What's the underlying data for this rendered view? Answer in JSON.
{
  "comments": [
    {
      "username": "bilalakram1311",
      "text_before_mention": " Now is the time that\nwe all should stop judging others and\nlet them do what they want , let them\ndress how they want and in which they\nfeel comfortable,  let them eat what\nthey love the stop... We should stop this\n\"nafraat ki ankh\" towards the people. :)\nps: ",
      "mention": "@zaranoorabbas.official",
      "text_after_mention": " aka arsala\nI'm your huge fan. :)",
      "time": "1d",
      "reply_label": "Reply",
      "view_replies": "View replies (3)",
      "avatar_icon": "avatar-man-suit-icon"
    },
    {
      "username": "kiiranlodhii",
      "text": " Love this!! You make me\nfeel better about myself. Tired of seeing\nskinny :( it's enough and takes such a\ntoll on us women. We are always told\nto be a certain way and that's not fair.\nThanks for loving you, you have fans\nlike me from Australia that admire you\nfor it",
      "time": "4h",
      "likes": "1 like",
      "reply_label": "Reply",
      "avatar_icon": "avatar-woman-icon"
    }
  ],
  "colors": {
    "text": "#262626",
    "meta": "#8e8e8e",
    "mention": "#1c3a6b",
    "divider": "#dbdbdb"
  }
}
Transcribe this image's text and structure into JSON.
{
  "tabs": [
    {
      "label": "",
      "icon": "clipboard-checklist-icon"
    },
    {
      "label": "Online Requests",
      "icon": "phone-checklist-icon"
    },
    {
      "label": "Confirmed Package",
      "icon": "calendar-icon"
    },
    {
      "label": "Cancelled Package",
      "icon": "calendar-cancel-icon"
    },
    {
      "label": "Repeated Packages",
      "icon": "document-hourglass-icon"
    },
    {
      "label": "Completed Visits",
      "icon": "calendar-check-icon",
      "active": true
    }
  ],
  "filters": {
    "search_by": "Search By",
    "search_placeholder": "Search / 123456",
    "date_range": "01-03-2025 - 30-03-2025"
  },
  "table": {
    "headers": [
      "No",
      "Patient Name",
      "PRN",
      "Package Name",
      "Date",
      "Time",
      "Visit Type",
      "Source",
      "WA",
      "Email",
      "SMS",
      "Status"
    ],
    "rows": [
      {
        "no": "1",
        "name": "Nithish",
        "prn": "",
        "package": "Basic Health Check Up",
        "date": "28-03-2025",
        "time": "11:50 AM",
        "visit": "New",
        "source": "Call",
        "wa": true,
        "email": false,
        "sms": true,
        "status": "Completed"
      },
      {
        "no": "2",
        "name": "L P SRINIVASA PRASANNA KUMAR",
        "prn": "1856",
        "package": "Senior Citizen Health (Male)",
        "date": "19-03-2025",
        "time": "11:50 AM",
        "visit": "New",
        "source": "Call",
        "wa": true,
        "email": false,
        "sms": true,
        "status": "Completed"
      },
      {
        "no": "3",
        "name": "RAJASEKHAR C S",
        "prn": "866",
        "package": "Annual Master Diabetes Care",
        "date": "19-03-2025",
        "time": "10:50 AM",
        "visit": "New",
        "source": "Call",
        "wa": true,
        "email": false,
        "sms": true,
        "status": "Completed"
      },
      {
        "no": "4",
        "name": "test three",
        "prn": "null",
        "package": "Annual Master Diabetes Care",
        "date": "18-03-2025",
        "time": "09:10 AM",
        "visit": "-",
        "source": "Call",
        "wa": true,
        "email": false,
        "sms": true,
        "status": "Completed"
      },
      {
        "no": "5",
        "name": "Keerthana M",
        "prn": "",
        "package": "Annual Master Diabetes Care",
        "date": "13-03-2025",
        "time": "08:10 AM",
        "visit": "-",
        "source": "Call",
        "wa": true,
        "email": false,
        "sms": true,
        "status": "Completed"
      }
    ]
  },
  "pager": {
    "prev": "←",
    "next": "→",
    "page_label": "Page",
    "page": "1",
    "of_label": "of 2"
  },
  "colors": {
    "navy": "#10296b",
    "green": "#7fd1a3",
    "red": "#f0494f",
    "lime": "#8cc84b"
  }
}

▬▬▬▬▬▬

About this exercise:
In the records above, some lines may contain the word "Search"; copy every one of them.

Solution to the exercise:
    "search_by": "Search By",
    "search_placeholder": "Search / 123456",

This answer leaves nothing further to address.